Lake Berryessa Fishing Report by Charlie King

March 25th kicked off the opener for the 2017 Future Pro Tour Season.
After our performance in the FPT Classic on Lake Folsom earlier in the month, we were sure ready for Lake Berryessa and a little Redemption.
Friday was the only day my son-in-law and team partner Chase Elliott and I had to pre-fish, the weather was rainy and windy all day long and basically blew us off the main lake and with the water temp getting real close to 60 degrees we had no way to check the big spawning flats that everyone had been talking about.

With the storm and colder weather we decided to concentrate on pre spawn fish in areas that would be protected from the wind. We started with a River2Sea Biggie square bill and covered a lot of water with no luck.
We found a good number of fish off the bank in the 15 to 20 foot range near long secondary points but the fish didn’t want to eat that well,  we figure out a couple of baits that would catch them and made our plan for the tournament day.
Saturday morning we made the run to our first stop and started fishing, it didn’t take long before we realize that it was a little different, the fish wanted the baits moving more then the day before, Chase tied on a 3/4oz Gold Blade Runner underspin with a 4.8 Keitech Fat Impact in Bluegill Flash color and started slow rolling it in twenty feet, when I say slow I mean SLOW! about 15mins of this our first fish was a 9.67lb lagermouth that ended up being big fish of the tournament. We got 10 to 15 fish on the underspin and culled a couple of the fish with a Shakey head and a 6″ Savage Gear 3D Armor Crawler in the Watermelon Red flake color later in the day on the main body of the lake. We ended up in 4th place out of 134 teams with 19.95lbs and took home the big fish money as well.

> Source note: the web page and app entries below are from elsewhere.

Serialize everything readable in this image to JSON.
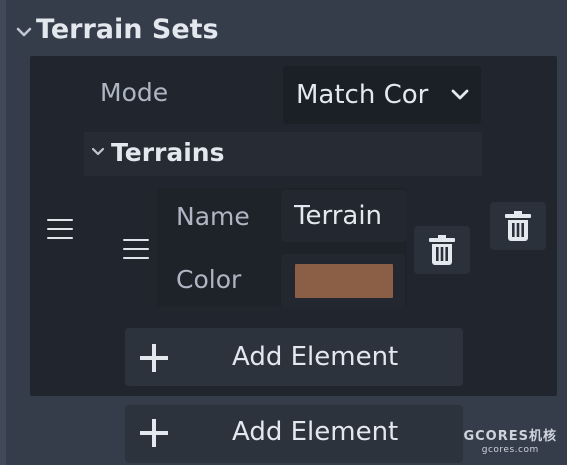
{
  "inspector": {
    "section_title": "Terrain Sets",
    "mode_label": "Mode",
    "mode_value": "Match Cor",
    "terrains_title": "Terrains",
    "terrain": {
      "name_label": "Name",
      "name_value": "Terrain",
      "color_label": "Color",
      "color_value": "#8b5f45"
    },
    "add_element_inner": "Add Element",
    "add_element_outer": "Add Element"
  },
  "icons": {
    "section_chevron": "chevron-down-icon",
    "terrains_chevron": "chevron-down-icon",
    "dropdown_chevron": "chevron-down-icon",
    "drag_handle": "menu-icon",
    "delete": "trash-icon",
    "add": "plus-icon"
  },
  "watermark": {
    "brand": "GCORES机核",
    "url": "gcores.com"
  }
}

The rods that we used for the underspin was the new EVX series from Okuma, paired with Okuma Citrex reels, these are very light and super sensitive. Fins 40G 25lb test line was our choice for this setup.
For the Savage Gear 3D Armor Crawler we choose the Okuma TCS 7 foot Shakey head rod paired with Okuma Trio-20 Reels spooled with 15lb test Fins 40G, once again super light and sensitive!
I  want to say thanks to all my friends and family that continues to support me in doing what I love to do.
Also to my sponsors, without them I would not be able to fish at all!
Www.savagegearusa.com, Www.okumafishing.com, Www.Huminbird.com, Www.Finsfishing.com,
Www.river2seausa.com, Www.Bassanglermag.com ,Www.CalCoastFishing.com, Www.anglerspress.com,
Www.rbbassfishing.net, Www.TNTbaits.com, Www.Monsterfishingtackle.com

 

IMA Pinjack review by Rich Hale

So far this has been the year of the Ima Pinjack for me. This crank bait has been fantastic for fooling the shallow bass that are making their way to the spawning sites. For being a small profile bait it casts a long distance. I find it runs true whether I throw it in the trees or grind it into the rocks. I haven’t had a soft bite on it yet. When fish choose to bite this bait they flat out crush it. I have been throwing it on 12 pound Trilene fluorocarbon and the bait gets down to about 8 feet deep.

Recently I have really been having a lot of success throwing the bluegill color but when the water got dirtier the Hot Craw and the Chartreuse sexy shad have been producing more fish. I haven’t been known in the past as a big cranker but so far it has been my go to search bait on the Motherlode lakes. Get yourself a handful of colors and start launching them at your favorite lake.

Hold on and SET THE HOOK!